┌──
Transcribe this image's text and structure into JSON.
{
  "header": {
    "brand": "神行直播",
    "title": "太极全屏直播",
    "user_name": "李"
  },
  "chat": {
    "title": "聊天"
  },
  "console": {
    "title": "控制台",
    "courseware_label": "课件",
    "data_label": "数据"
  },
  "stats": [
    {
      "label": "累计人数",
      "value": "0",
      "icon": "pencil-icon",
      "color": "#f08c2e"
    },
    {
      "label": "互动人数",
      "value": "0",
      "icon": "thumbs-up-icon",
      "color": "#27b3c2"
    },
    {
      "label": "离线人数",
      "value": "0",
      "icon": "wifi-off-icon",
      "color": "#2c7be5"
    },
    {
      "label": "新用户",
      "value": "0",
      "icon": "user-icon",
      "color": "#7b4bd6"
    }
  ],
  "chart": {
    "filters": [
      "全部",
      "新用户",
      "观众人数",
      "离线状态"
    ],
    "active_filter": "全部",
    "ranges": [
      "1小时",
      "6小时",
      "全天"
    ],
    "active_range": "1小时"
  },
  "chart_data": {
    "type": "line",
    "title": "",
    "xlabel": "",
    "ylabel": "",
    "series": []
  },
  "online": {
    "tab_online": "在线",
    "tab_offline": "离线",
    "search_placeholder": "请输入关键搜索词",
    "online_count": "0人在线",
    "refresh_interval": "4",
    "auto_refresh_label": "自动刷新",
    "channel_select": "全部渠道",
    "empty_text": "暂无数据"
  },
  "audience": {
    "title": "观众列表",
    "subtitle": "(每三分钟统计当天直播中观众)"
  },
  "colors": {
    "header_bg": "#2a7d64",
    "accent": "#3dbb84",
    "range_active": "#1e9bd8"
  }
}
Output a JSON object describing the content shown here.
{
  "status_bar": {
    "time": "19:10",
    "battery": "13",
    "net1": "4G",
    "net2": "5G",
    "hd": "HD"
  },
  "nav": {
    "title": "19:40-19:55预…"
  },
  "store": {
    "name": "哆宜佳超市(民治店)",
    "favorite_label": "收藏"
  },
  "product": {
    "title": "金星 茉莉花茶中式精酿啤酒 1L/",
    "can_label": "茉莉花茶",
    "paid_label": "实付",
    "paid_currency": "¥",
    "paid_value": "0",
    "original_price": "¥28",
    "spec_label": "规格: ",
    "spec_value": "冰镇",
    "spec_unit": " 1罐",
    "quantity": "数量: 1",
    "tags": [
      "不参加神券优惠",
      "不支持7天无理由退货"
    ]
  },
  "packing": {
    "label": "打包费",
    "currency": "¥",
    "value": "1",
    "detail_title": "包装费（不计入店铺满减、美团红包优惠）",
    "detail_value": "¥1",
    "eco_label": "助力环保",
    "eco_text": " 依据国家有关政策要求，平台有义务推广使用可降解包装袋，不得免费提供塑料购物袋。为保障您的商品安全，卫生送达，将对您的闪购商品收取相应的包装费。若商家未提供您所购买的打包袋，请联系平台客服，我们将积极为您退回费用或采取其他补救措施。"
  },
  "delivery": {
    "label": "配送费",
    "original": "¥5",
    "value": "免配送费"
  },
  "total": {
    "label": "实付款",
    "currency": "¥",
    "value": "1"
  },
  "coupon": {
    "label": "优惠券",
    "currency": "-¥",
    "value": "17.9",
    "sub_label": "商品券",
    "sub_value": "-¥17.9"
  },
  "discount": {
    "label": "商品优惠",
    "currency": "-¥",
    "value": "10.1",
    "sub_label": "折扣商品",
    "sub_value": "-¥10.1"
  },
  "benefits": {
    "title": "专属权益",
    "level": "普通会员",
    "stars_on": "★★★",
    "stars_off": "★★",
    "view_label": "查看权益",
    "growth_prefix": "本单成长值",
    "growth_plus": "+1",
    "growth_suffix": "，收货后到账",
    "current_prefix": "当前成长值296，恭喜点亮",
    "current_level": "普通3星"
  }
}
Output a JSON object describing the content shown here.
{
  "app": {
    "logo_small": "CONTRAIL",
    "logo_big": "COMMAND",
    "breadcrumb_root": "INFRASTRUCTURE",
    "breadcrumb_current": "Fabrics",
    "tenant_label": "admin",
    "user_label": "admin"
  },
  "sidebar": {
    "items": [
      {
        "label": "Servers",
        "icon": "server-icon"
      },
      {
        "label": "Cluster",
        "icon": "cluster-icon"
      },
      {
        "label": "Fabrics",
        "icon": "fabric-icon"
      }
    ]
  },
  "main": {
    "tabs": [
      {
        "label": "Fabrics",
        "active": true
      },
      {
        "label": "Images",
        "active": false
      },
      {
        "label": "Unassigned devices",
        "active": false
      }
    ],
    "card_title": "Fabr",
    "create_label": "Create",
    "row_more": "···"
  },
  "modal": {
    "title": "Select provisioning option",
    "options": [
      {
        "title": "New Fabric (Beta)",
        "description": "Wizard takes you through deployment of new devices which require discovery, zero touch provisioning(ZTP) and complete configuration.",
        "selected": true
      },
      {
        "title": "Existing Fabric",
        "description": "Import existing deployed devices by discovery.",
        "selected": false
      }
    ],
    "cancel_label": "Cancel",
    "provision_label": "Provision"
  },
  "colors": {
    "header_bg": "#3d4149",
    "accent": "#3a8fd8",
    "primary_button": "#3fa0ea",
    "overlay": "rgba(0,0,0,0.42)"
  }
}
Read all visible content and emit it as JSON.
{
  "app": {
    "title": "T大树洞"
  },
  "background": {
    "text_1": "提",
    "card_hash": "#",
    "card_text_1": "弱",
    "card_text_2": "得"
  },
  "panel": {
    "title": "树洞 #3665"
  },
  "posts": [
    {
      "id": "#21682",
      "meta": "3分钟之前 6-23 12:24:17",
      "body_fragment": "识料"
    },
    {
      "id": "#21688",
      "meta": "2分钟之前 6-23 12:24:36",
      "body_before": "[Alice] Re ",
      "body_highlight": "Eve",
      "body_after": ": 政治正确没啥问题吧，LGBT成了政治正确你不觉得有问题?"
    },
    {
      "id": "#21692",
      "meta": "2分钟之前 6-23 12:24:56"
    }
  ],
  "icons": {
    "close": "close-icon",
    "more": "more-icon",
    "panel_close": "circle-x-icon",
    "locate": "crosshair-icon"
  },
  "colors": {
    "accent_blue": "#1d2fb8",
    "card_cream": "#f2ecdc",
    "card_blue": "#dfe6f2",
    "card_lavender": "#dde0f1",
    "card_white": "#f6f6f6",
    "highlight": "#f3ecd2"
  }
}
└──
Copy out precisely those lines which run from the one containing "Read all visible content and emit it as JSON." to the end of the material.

Read all visible content and emit it as JSON.
{
  "app": {
    "title": "T大树洞"
  },
  "background": {
    "text_1": "提",
    "card_hash": "#",
    "card_text_1": "弱",
    "card_text_2": "得"
  },
  "panel": {
    "title": "树洞 #3665"
  },
  "posts": [
    {
      "id": "#21682",
      "meta": "3分钟之前 6-23 12:24:17",
      "body_fragment": "识料"
    },
    {
      "id": "#21688",
      "meta": "2分钟之前 6-23 12:24:36",
      "body_before": "[Alice] Re ",
      "body_highlight": "Eve",
      "body_after": ": 政治正确没啥问题吧，LGBT成了政治正确你不觉得有问题?"
    },
    {
      "id": "#21692",
      "meta": "2分钟之前 6-23 12:24:56"
    }
  ],
  "icons": {
    "close": "close-icon",
    "more": "more-icon",
    "panel_close": "circle-x-icon",
    "locate": "crosshair-icon"
  },
  "colors": {
    "accent_blue": "#1d2fb8",
    "card_cream": "#f2ecdc",
    "card_blue": "#dfe6f2",
    "card_lavender": "#dde0f1",
    "card_white": "#f6f6f6",
    "highlight": "#f3ecd2"
  }
}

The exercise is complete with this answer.